Did the Witch of the Waste become like that because she was twisted to begin with and let the fire demon's power corrupt her, or was the gradual destruction of her humanity a natural consequence of using the fire demon's power for decades?
Angst? What Angst?: Sophie is extremely blasé about being turned old, it's not until someone reminds her that her life expectancy has been severely shortened that she starts to think it would be good to lift the curse. Though it's hinted that her initial lack of reaction is due to shock.
Same for when she finds out she's a witch and has been using magic throughout the book. Again, she's rather blasé and accepting. It's not until she thinks about all the random spells she cast that she starts to worry.
Also, just about everything having to do with the Witch of the Waste and her master plan.
Rewatch Bonus: A lot of past scenes are put in a different light once you find out in the last chapters Calcifer saw Sophie's curse and her magic power immediately, told Howl about it, and they were both hoping she could break Calcifer's contract; that Howl's flirtations with Lettie and Miss Angorian were both put-on for strategy; and that Howl is conducting a complicated, deceptive plan over not only the Witch of the Waste and Miss Angorian - who both have their own conflicting gambits - but over Sophie, the entire kingdom, and himself. Almost the only action of Sophie's he didn't predict was her being decent to Miss Angorian.
Broken Base: The fans of the original book, in regards to the movie. Some enjoy the movie as well as the book, while others are not a fan of its admittedly extreme liberties with the source material. Some fans have found a compromise between the two, combining elements of the original book (such as the John Donne poem that serves as a focal point in the book) with the movie's designs in their fan-works.
Counts as this for Miyazaki/Ghibli fans in general. About half think of it as a brilliant piece of art just like every other movie Miyazaki made, while the other half sees it as a convoluted, messy, dramatically cryptic failure. Critical opinion is less divided (apart from Roger Ebert's disappointment with it), and Howl has a solid 87% "Fresh" approval at Rotten Tomatoes. Miyazaki himself considers it his favorite of his films.
Ending Fatigue: The city is bombed, Suliman's henchmen make their final assault! What will the heroes do? Howl leaves to battle, Sophie takes everyone with her to a safe place and destroys the castle. The Witch of the Wast grabs Howl's heart from inside Calcifer, Sophie pours water over them, breaking Califer's power! She and Heen fall down a chasm. She enters a door into Howl's past, sees him giving away his heart, returns to the present and saves Howl. And saves the turnip, who turns out to be a cursed prince. It's not that it doesn't work, but it does drag on and on.
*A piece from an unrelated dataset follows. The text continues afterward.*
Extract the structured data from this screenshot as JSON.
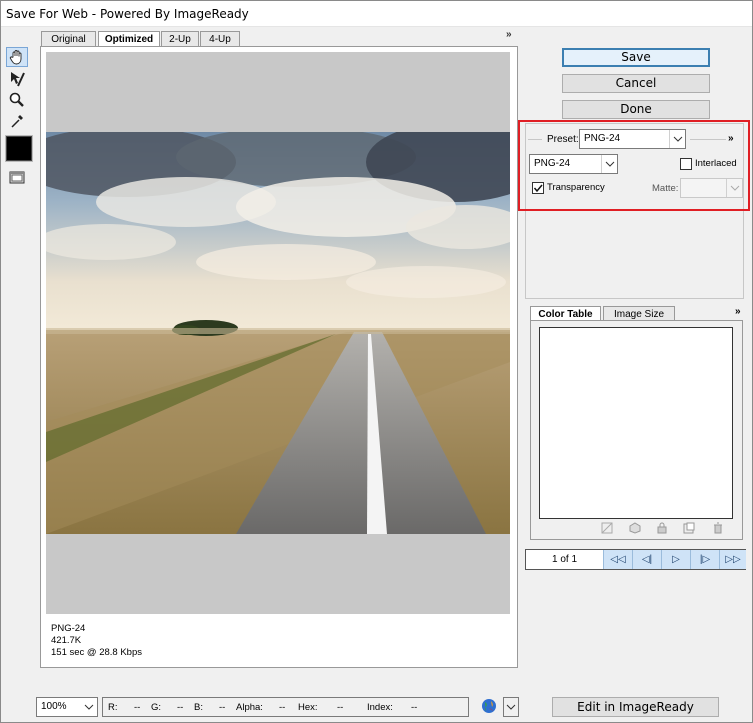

Hollywood Homely: Young Sophie. She seems to pretty much be the only one who considers herself homely. It's more of a self-esteem problem. It seems she turns old and ugly when she thinks of herself as ugly.
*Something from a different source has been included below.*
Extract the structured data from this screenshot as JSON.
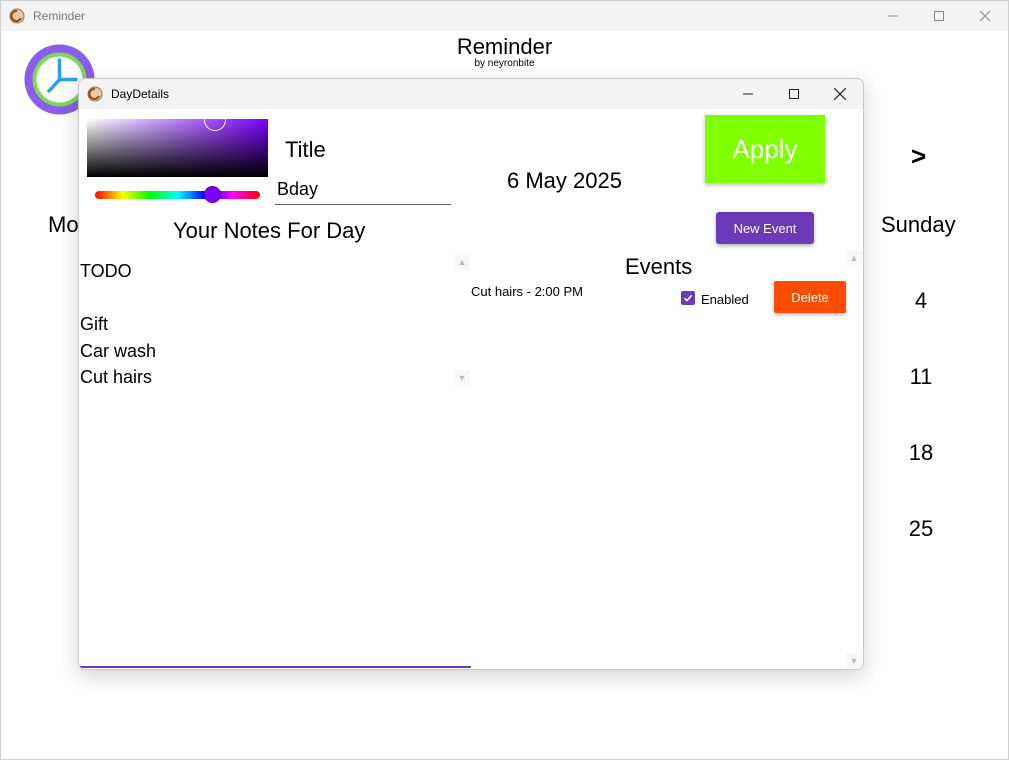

The Witch of the Waste post-depowering. Despite how hideously obese and aged she looks, her sweet, somewhat oblivious demeanor is endearing.
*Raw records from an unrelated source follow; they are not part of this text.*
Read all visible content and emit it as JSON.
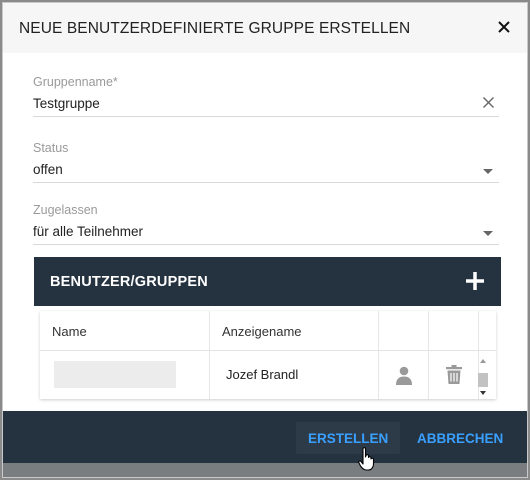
{
  "dialog": {
    "title": "NEUE BENUTZERDEFINIERTE GRUPPE ERSTELLEN",
    "close_icon": "close-icon"
  },
  "form": {
    "group_name": {
      "label": "Gruppenname*",
      "value": "Testgruppe"
    },
    "status": {
      "label": "Status",
      "value": "offen"
    },
    "allowed": {
      "label": "Zugelassen",
      "value": "für alle Teilnehmer"
    }
  },
  "panel": {
    "title": "BENUTZER/GRUPPEN",
    "add_icon": "plus-icon"
  },
  "table": {
    "columns": [
      "Name",
      "Anzeigename",
      "",
      "",
      ""
    ],
    "rows": [
      {
        "name": "",
        "display_name": "Jozef Brandl",
        "user_icon": "user-icon",
        "delete_icon": "trash-icon"
      }
    ]
  },
  "footer": {
    "create_label": "ERSTELLEN",
    "cancel_label": "ABBRECHEN"
  },
  "colors": {
    "header_bg": "#f6f6f6",
    "dark_bar": "#25323f",
    "accent_blue": "#3aa0ff"
  }
}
Heen the Dog. He's short, scruffy, wheezes constantly, and has what look like bird legs, but he's still a loyal, lovable old doggie.
The Woobie: Sophie, particularly when she's first cursed and constantly tells herself not to overreact, when it's clear she's overwhelmed. Then she leaves home because she doesn't want to be a burden. Then her mother sells her out without Sophie even knowing. Life is rough for Sophie.